If you want to store up stuff for later recall, your mind has to find a framework or create one.

Beginning at the beginning is going blindly into the wilderness without a map.  Without an overview, any effort to memorize is futile.  The circuitry has to be set up.  You need a format.

Messing around is another name for formatting.

The rest is pretty much the mess-around strategy I described in my  11/11/12 post for reading, browse, focus, absorb, reinforce.

Play your music and use a relaxation exercise.  

You should feel good – comfortable and awake but not tense, no sense of pressure.  Then look over the job.  Do a pass through.  It doesn’t matter where you start.  You can move in any direction and pause anywhere, for as long as you like.  Let your curiosity guide you.  When you feel saturated, take a break.

When you’re ready, come back and do another pass through the whole thing again.

Keep messing around in this fashion until you become aware of the pattern.
Meaning will begin to emerge and take form.

Keep playing with the material. 

At some point you will become aware of a pattern taking shape.  Gradually you will flesh out your understanding.

Don’t try to memorize anything until you can say, “Yes.  I really do understand this.”

If you have no experience with the subject at all, you might feel nervous and inadequate.  (little kids would never feel like that, but you may well have suffered through lots of judgmental classrooms over the years that you haven’t got out of your system yet.) So go away for a while.  Your nonconscious will be working on it in the meantime.

Keep coming back.

Suddenly It Makes Sense

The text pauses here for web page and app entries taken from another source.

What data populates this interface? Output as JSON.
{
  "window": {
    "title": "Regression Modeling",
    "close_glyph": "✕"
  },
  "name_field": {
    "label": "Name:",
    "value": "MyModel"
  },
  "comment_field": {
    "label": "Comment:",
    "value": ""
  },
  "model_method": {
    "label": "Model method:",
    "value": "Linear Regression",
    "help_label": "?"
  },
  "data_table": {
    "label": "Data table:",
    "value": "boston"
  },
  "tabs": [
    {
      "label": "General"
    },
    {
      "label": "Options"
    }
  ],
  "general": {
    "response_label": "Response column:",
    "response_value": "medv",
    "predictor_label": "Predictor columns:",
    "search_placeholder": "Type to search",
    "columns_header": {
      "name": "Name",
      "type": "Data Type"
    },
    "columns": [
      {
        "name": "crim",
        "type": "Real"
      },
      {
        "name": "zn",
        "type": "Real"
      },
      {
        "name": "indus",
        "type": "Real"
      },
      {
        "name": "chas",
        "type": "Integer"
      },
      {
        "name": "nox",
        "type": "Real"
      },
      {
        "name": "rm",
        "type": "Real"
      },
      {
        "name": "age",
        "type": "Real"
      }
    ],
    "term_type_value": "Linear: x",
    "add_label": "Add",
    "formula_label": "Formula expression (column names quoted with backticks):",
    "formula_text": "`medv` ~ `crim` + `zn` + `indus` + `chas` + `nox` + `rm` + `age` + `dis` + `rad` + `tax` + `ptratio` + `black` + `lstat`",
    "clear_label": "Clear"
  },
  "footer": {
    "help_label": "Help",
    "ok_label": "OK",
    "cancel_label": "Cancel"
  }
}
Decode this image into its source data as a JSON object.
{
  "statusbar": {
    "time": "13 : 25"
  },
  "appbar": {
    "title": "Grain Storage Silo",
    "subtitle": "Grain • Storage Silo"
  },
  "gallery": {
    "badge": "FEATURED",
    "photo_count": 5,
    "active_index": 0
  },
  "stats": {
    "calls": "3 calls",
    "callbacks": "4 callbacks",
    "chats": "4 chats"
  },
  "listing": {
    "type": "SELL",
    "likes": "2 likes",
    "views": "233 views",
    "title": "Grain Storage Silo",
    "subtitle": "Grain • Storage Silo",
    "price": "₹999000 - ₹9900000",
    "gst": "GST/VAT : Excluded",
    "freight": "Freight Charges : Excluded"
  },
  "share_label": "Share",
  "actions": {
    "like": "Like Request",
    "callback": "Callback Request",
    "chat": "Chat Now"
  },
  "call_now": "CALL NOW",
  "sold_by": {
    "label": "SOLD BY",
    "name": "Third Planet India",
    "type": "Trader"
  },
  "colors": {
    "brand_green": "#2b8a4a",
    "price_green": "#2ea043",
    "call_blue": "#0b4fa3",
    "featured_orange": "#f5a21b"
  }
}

Seemingly on their own, things that appeared hopelessly vague will suddenly start making sense.  Just let it happen.  There can be a number of passes through, some long, some short, some superficial, some intense.


Sometimes you may want to interact.  Go right ahead.

Try problems, draw pictures, fool around with possibilities.

The total time spent will be no longer than that of typical, fruitless methods, but the results will be amazing.  You will have shifted the learning (and storage of data) to your brilliant nonconscious mind, which does this sort of thing effortlessly.

Your conscious and nonconscious programs will be working in harmony, and you will actually feel refreshed.

Bottom Line:

Browse.  Browse.  Browse.


When you feel thoroughly comfortable and familiar with the material and confident that you do understand, then see if there is anything left to memorize.  You will find there is hardly anything left to worry about.  Without even trying, you will have done most of the memorizing, and the material will be lodged far more permanently in your mind than it would have been with conventional study methods.

In my next post, I’ll describe a couple of ways people have figured out for storing and recalling trivia.